◆ **Activity**
If a line in the entries contains the word "text", list it.

◆ **Records provided**
[Start of Attachment]
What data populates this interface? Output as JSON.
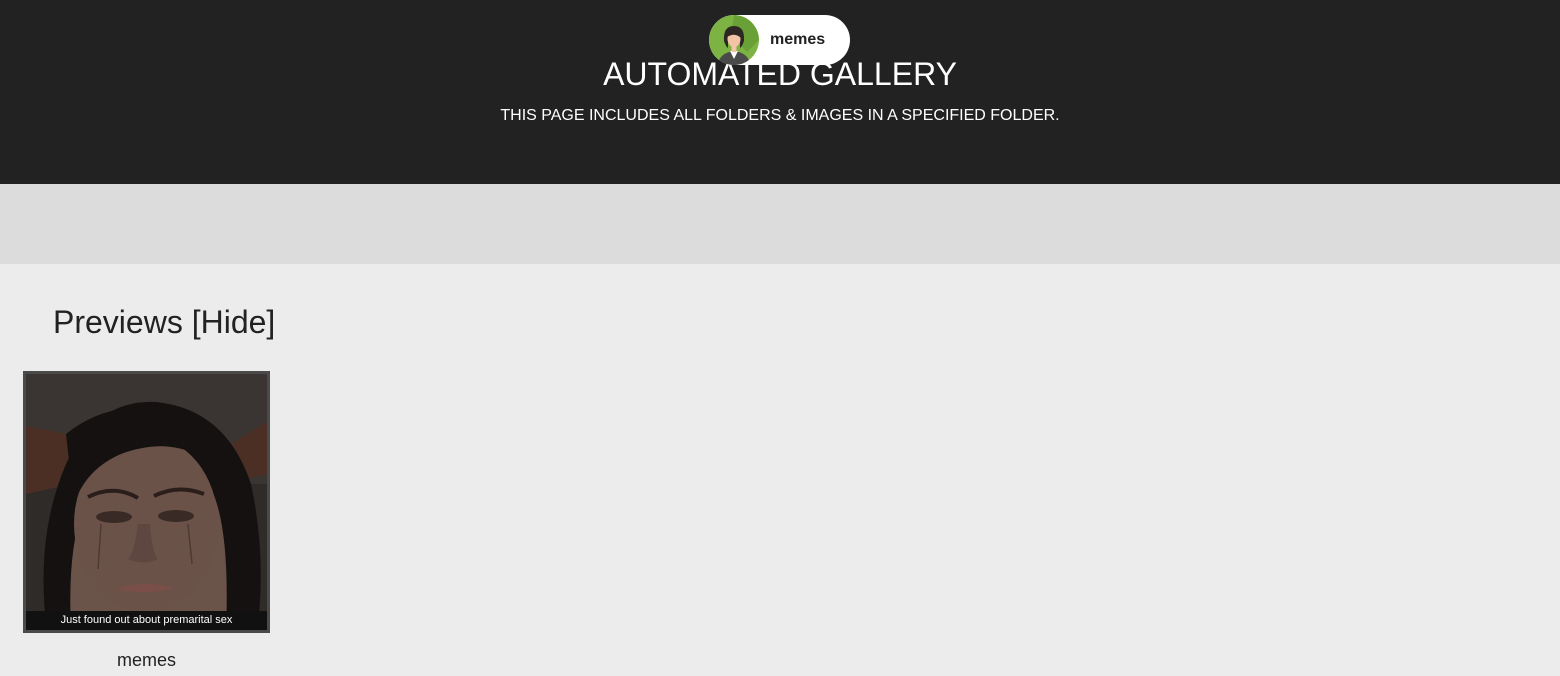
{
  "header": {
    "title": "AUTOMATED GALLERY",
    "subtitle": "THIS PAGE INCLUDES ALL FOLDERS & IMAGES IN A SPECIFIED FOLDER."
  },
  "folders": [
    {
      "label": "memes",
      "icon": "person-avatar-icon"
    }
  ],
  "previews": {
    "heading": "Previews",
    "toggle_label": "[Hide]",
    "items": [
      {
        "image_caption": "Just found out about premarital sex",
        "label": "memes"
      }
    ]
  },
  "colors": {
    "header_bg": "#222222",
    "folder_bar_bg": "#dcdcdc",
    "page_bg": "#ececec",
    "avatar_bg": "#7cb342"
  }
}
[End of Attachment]
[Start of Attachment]
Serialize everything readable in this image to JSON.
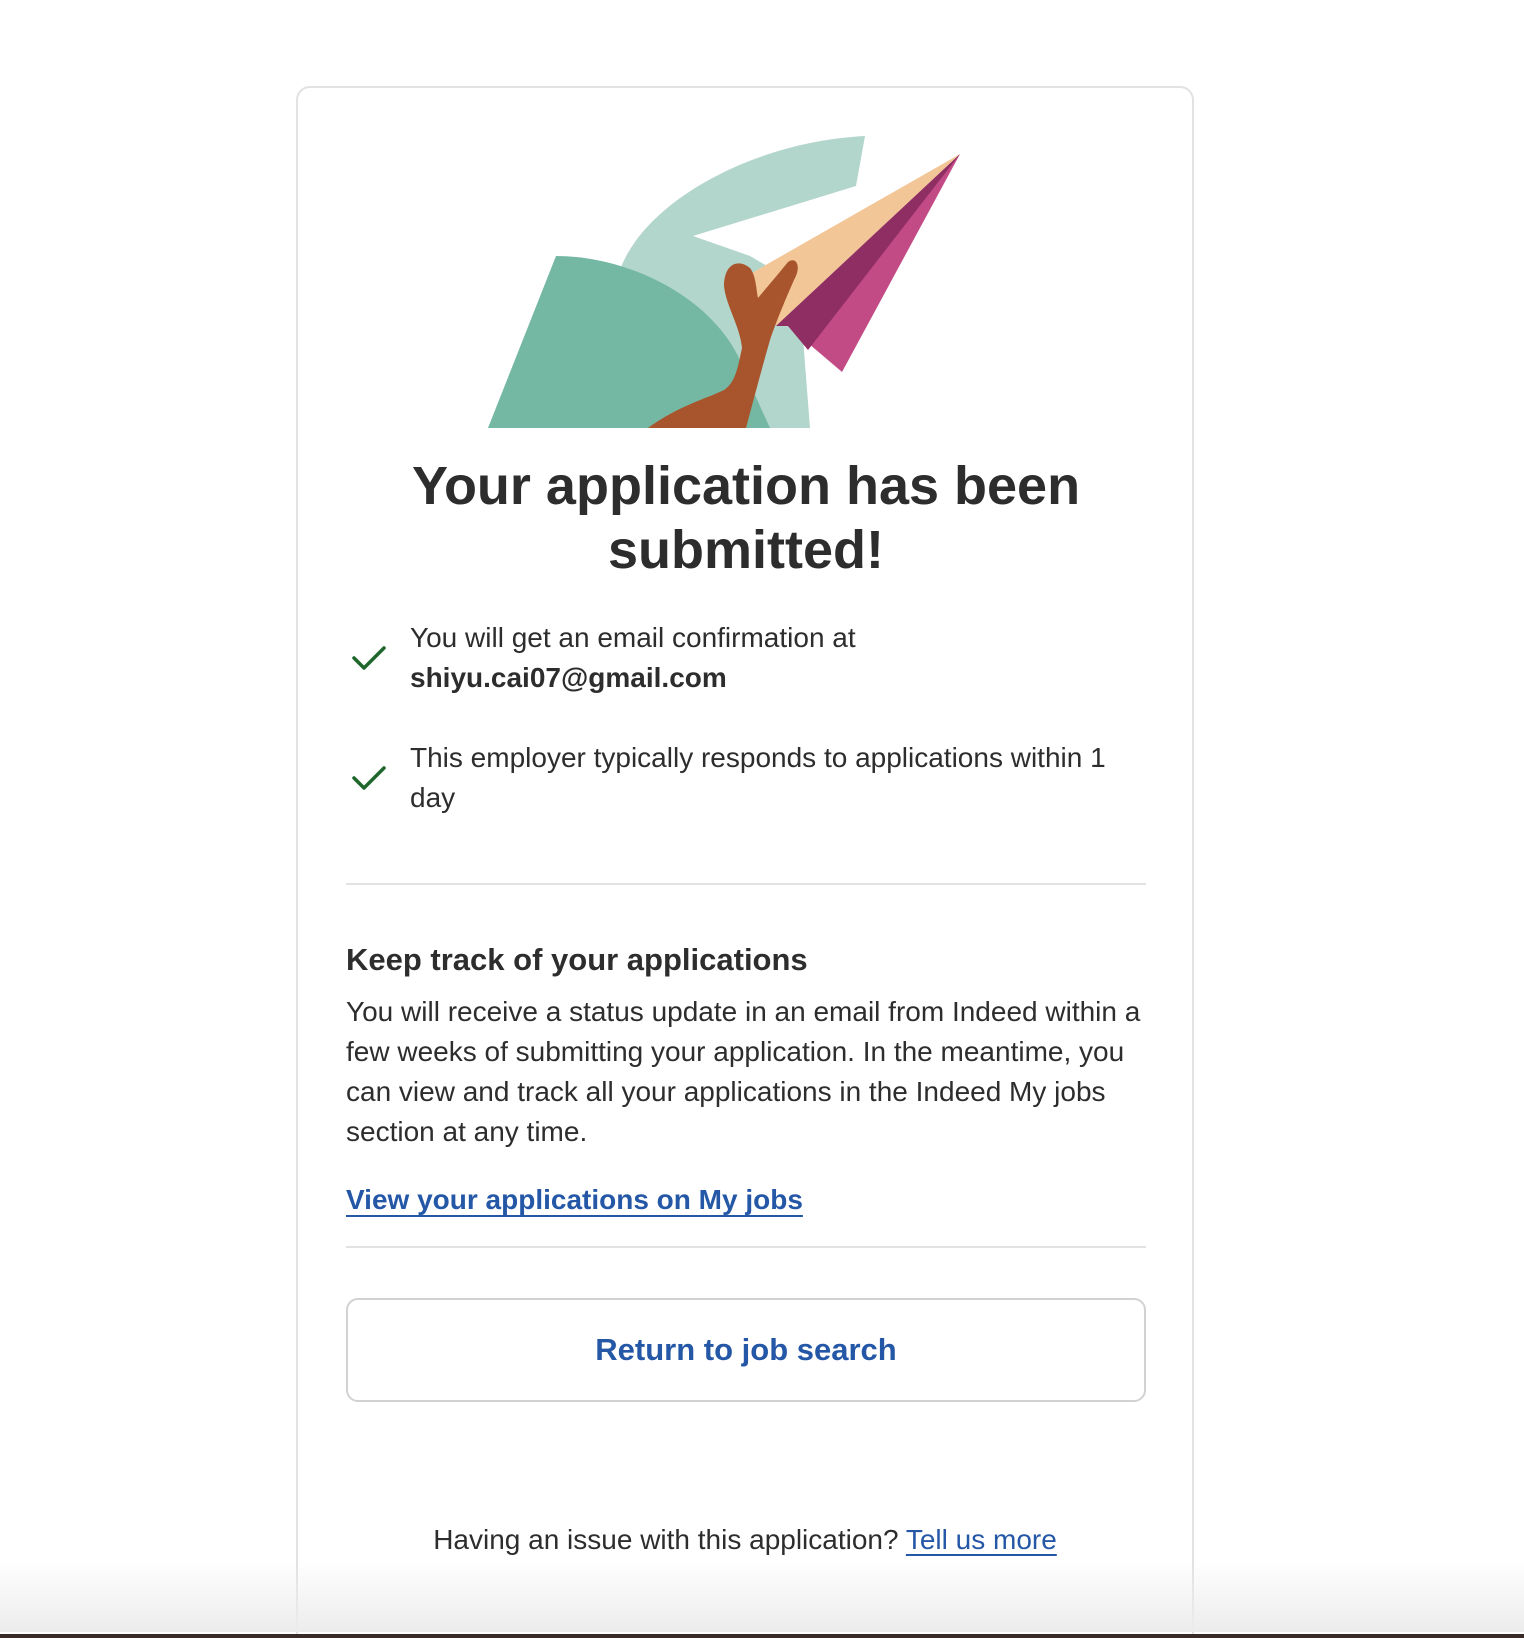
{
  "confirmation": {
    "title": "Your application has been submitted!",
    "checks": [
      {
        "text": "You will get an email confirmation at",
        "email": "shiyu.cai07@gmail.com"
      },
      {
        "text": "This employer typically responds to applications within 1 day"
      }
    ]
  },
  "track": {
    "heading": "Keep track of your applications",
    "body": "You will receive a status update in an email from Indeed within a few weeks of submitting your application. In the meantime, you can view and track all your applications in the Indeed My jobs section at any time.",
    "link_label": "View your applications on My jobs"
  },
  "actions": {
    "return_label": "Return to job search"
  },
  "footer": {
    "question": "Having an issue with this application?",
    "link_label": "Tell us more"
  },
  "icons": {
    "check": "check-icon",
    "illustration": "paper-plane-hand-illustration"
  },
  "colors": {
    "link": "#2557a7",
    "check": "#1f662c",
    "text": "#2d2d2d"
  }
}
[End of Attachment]
◆ **Task solution**
        "text": "You will get an email confirmation at",
        "text": "This employer typically responds to applications within 1 day"
    "text": "#2d2d2d"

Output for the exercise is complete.